Scan the material below for the string "disabled", and copy every line where it shows up.
Start of Block
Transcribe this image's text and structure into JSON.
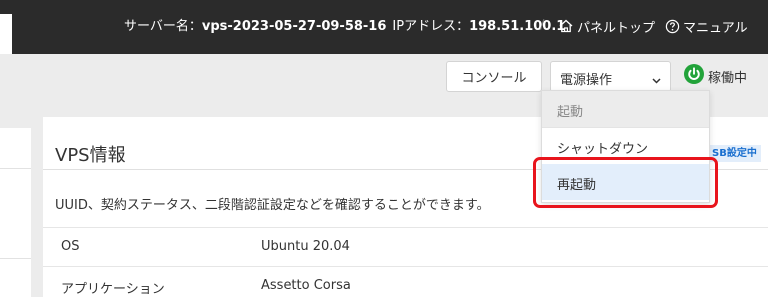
{
  "header": {
    "server_label": "サーバー名：",
    "server_name": "vps-2023-05-27-09-58-16",
    "ip_label": "IPアドレス：",
    "ip_address": "198.51.100.1",
    "separator": "/",
    "panel_top_label": "パネルトップ",
    "manual_label": "マニュアル",
    "icons": {
      "panel_top": "home-icon",
      "manual": "help-circle-icon"
    }
  },
  "toolbar": {
    "console_label": "コンソール",
    "power_select_value": "電源操作",
    "status_label": "稼働中",
    "status_color": "#22a33a"
  },
  "power_menu": {
    "items": [
      {
        "label": "起動",
        "disabled": true
      },
      {
        "label": "シャットダウン",
        "disabled": false
      },
      {
        "label": "再起動",
        "disabled": false,
        "hovered": true
      }
    ],
    "highlight_color": "#e8141c"
  },
  "card": {
    "title": "VPS情報",
    "badge": "SB設定中",
    "description": "UUID、契約ステータス、二段階認証設定などを確認することができます。",
    "rows": [
      {
        "key": "OS",
        "value": "Ubuntu 20.04"
      },
      {
        "key": "アプリケーション",
        "value": "Assetto Corsa"
      }
    ]
  },
  "colors": {
    "accent": "#1a6fcf",
    "topbar": "#2b2b2b",
    "hover_bg": "#e3eefb"
  }
}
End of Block
PROBLEM SOLUTION:
        "disabled": true
        "disabled": false
        "disabled": false,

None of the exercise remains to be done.